EXERCISE OBJECTIVE :: Only the lines with the string "chevron" are needed; return each of them from the entries below.

INPUT ::

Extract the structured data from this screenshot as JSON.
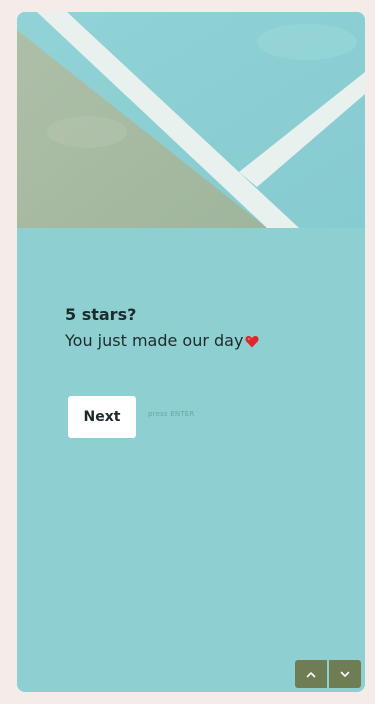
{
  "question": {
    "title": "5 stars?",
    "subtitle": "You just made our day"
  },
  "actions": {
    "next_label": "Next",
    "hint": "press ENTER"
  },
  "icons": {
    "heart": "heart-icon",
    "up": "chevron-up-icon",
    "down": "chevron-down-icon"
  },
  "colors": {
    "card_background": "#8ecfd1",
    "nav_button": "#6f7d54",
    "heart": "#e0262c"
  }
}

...

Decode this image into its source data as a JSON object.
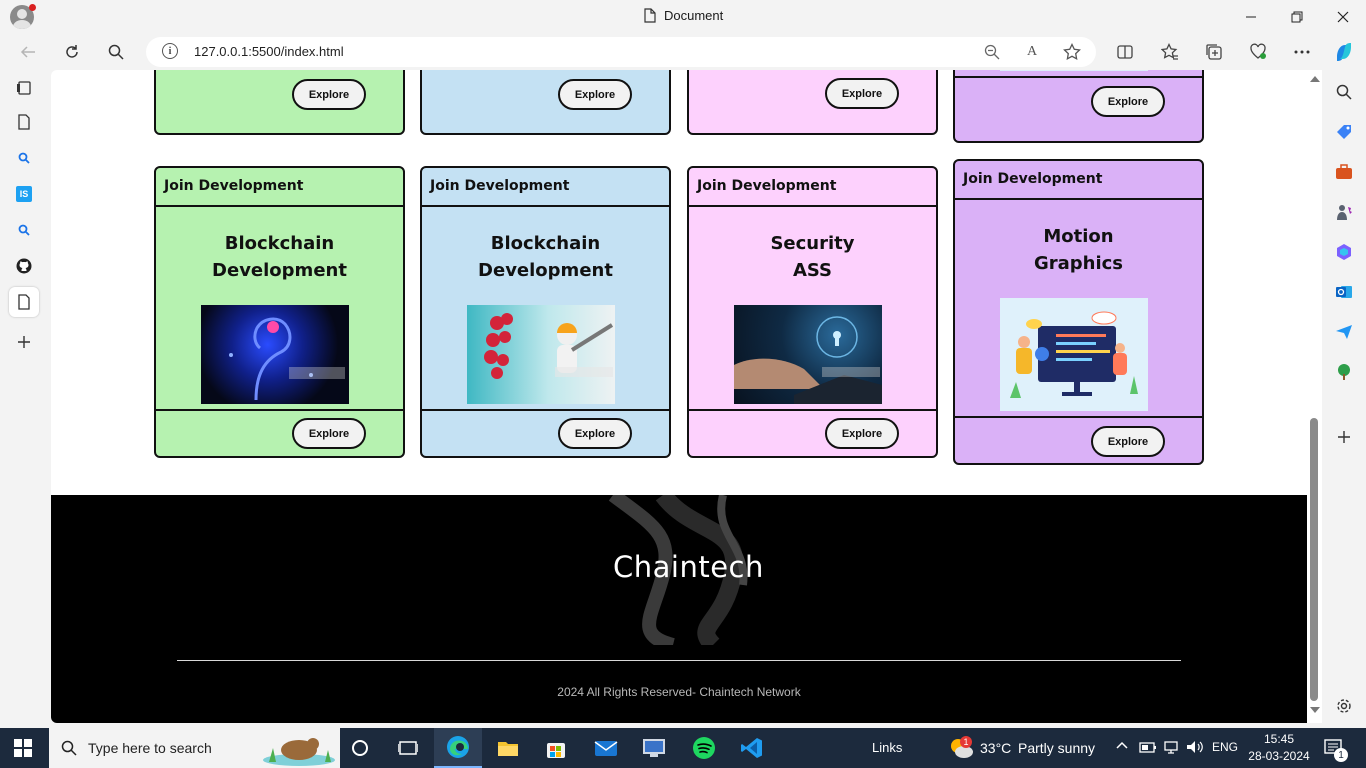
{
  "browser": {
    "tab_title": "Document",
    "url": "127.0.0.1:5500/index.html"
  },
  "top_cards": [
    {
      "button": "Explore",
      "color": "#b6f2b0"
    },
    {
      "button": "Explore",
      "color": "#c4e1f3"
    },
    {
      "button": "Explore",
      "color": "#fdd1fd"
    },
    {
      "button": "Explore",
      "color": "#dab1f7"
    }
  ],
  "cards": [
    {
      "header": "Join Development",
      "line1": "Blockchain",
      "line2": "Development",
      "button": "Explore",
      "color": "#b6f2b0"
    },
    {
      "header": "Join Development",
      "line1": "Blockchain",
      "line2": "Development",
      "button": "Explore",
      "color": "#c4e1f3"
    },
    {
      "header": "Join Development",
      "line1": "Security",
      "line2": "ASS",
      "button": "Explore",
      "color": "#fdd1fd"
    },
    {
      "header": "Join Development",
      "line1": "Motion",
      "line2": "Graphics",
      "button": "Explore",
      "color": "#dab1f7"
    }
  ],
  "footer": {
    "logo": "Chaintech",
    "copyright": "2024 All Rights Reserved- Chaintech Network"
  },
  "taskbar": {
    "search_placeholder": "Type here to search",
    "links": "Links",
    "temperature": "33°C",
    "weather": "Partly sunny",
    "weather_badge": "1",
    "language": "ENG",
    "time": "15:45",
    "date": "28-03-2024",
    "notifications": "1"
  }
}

RESPONSE TO THIS TASK ::
    "up": "chevron-up-icon",
    "down": "chevron-down-icon"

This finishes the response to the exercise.